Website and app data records
□ □ □ □ □ □ □
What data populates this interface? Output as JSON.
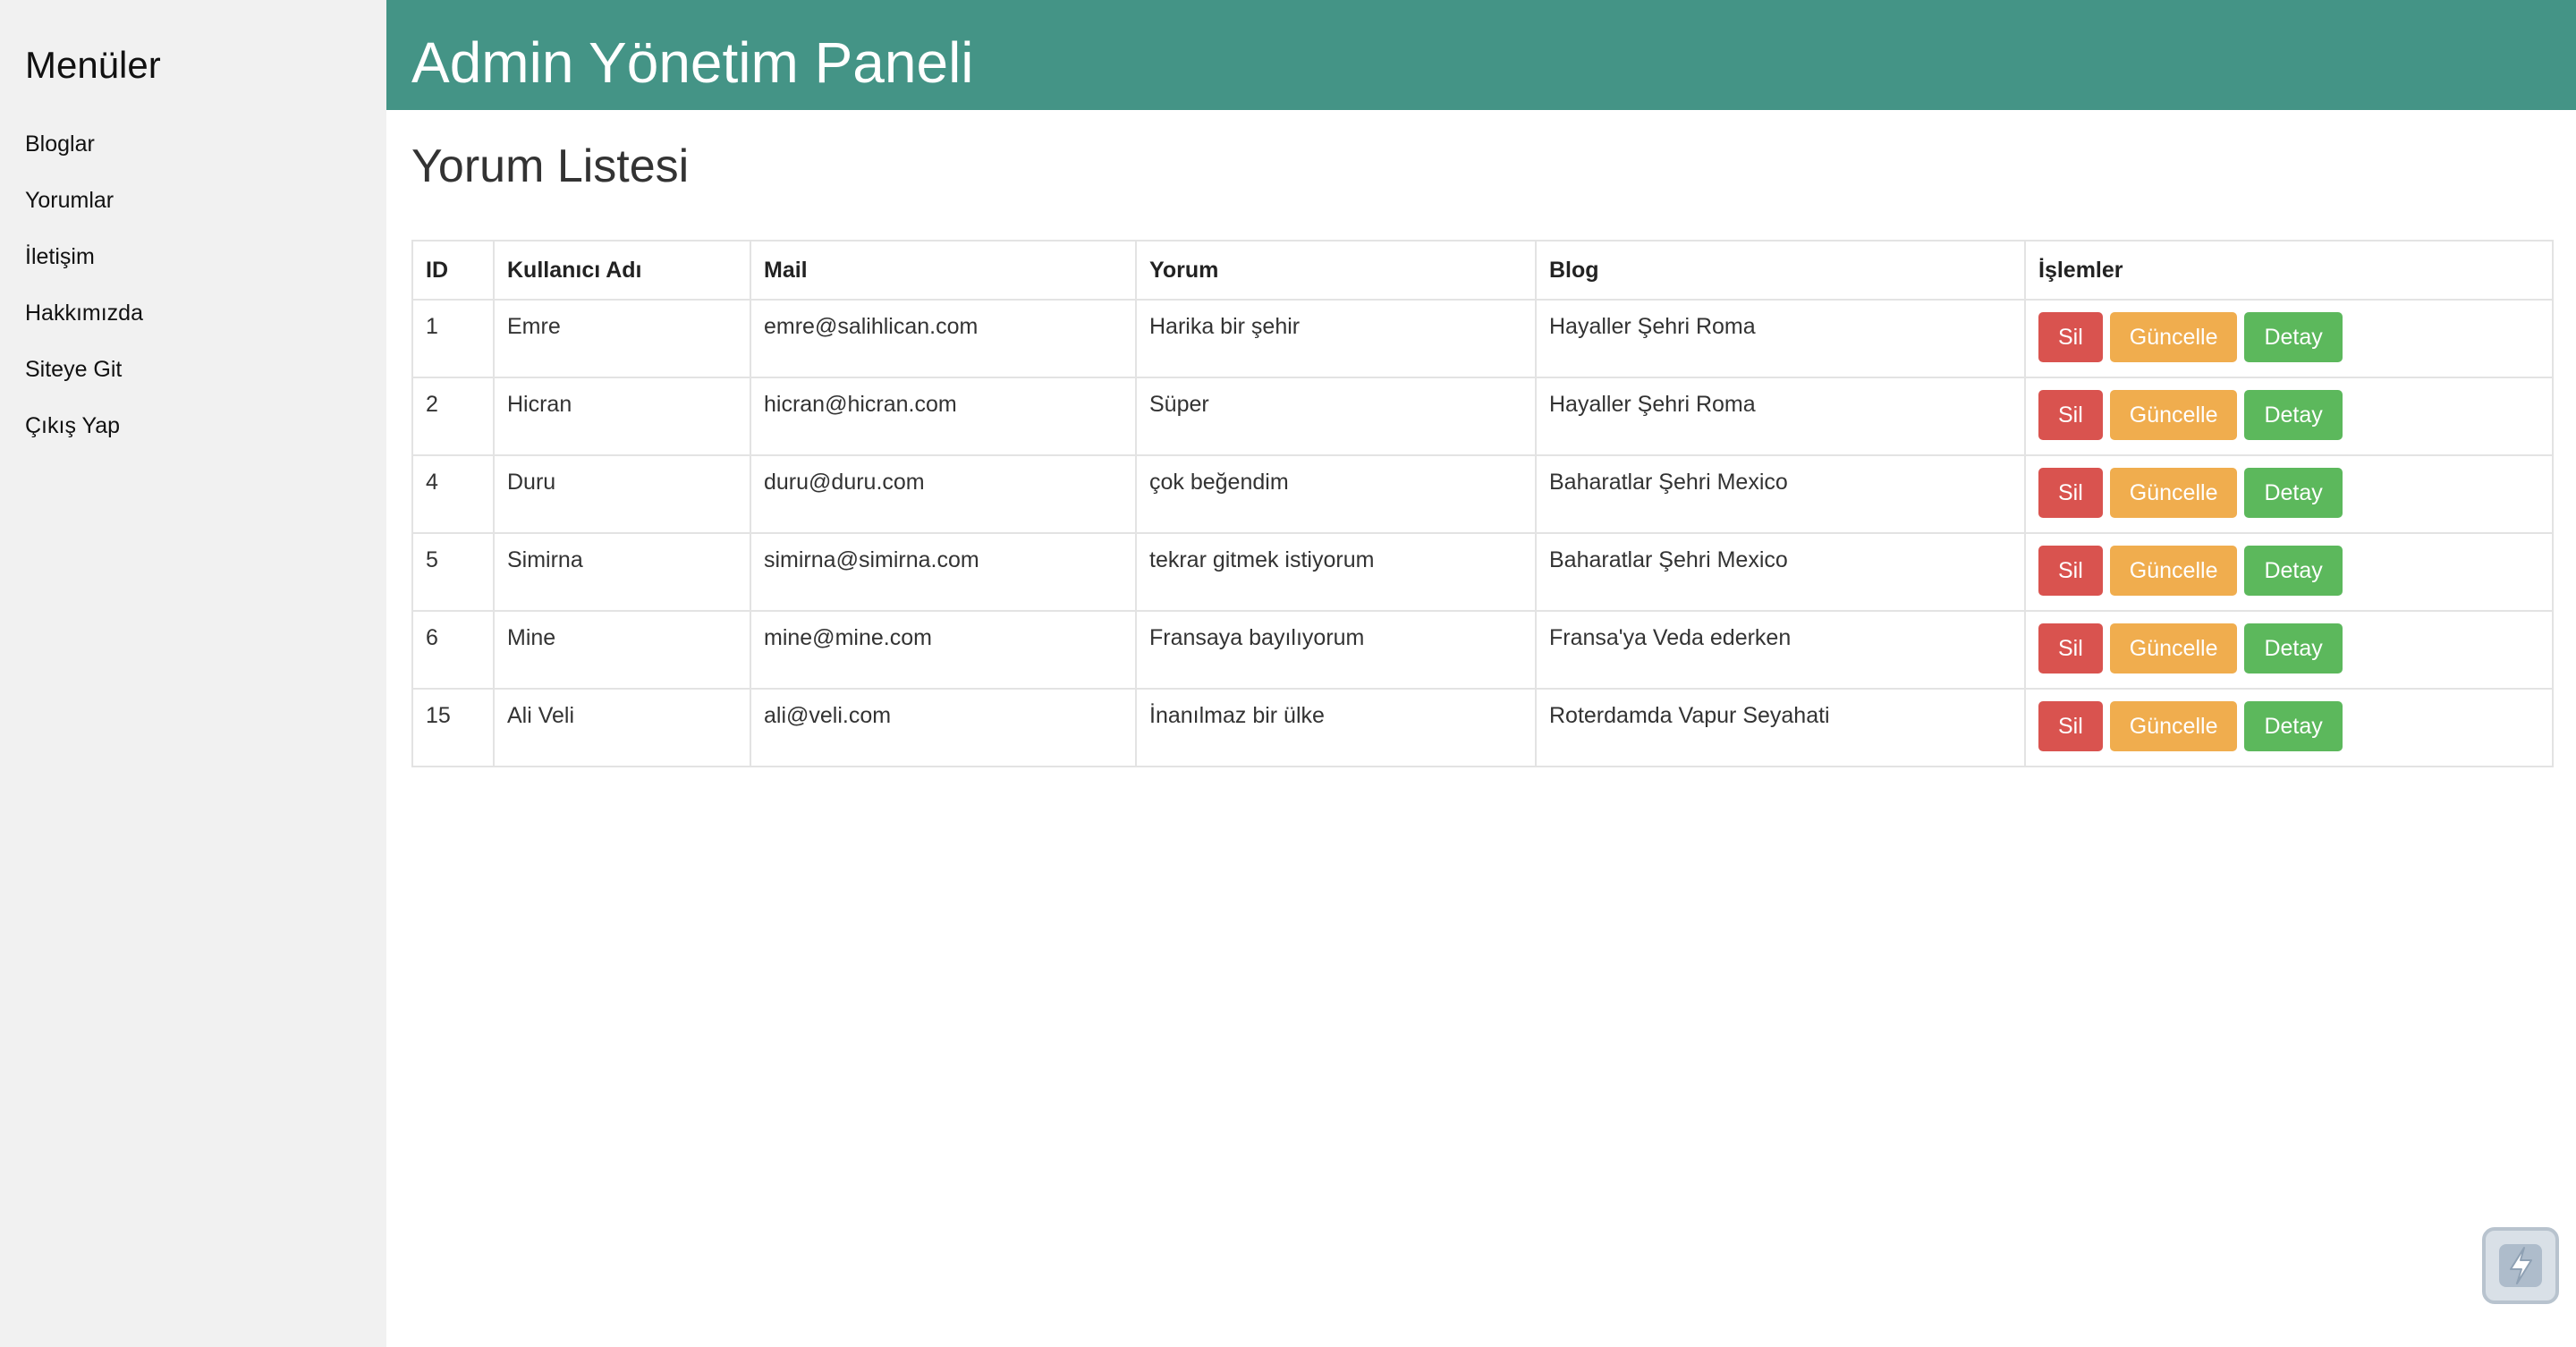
{
  "sidebar": {
    "title": "Menüler",
    "items": [
      {
        "label": "Bloglar"
      },
      {
        "label": "Yorumlar"
      },
      {
        "label": "İletişim"
      },
      {
        "label": "Hakkımızda"
      },
      {
        "label": "Siteye Git"
      },
      {
        "label": "Çıkış Yap"
      }
    ]
  },
  "header": {
    "title": "Admin Yönetim Paneli"
  },
  "main": {
    "title": "Yorum Listesi",
    "table": {
      "columns": [
        "ID",
        "Kullanıcı Adı",
        "Mail",
        "Yorum",
        "Blog",
        "İşlemler"
      ],
      "rows": [
        {
          "id": "1",
          "username": "Emre",
          "mail": "emre@salihlican.com",
          "comment": "Harika bir şehir",
          "blog": "Hayaller Şehri Roma"
        },
        {
          "id": "2",
          "username": "Hicran",
          "mail": "hicran@hicran.com",
          "comment": "Süper",
          "blog": "Hayaller Şehri Roma"
        },
        {
          "id": "4",
          "username": "Duru",
          "mail": "duru@duru.com",
          "comment": "çok beğendim",
          "blog": "Baharatlar Şehri Mexico"
        },
        {
          "id": "5",
          "username": "Simirna",
          "mail": "simirna@simirna.com",
          "comment": "tekrar gitmek istiyorum",
          "blog": "Baharatlar Şehri Mexico"
        },
        {
          "id": "6",
          "username": "Mine",
          "mail": "mine@mine.com",
          "comment": "Fransaya bayılıyorum",
          "blog": "Fransa'ya Veda ederken"
        },
        {
          "id": "15",
          "username": "Ali Veli",
          "mail": "ali@veli.com",
          "comment": "İnanılmaz bir ülke",
          "blog": "Roterdamda Vapur Seyahati"
        }
      ],
      "actions": {
        "delete": "Sil",
        "update": "Güncelle",
        "detail": "Detay"
      }
    }
  },
  "colors": {
    "header": "#449486",
    "sidebar": "#f1f1f1",
    "delete": "#d9534f",
    "update": "#f0ad4e",
    "detail": "#5cb85c"
  },
  "floating_widget": {
    "icon": "lightning-bolt-icon"
  }
}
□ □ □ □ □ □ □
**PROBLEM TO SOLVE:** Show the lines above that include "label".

**ANSWER BELOW:**
        "label": "Bloglar"
        "label": "Yorumlar"
        "label": "İletişim"
        "label": "Hakkımızda"
        "label": "Siteye Git"
        "label": "Çıkış Yap"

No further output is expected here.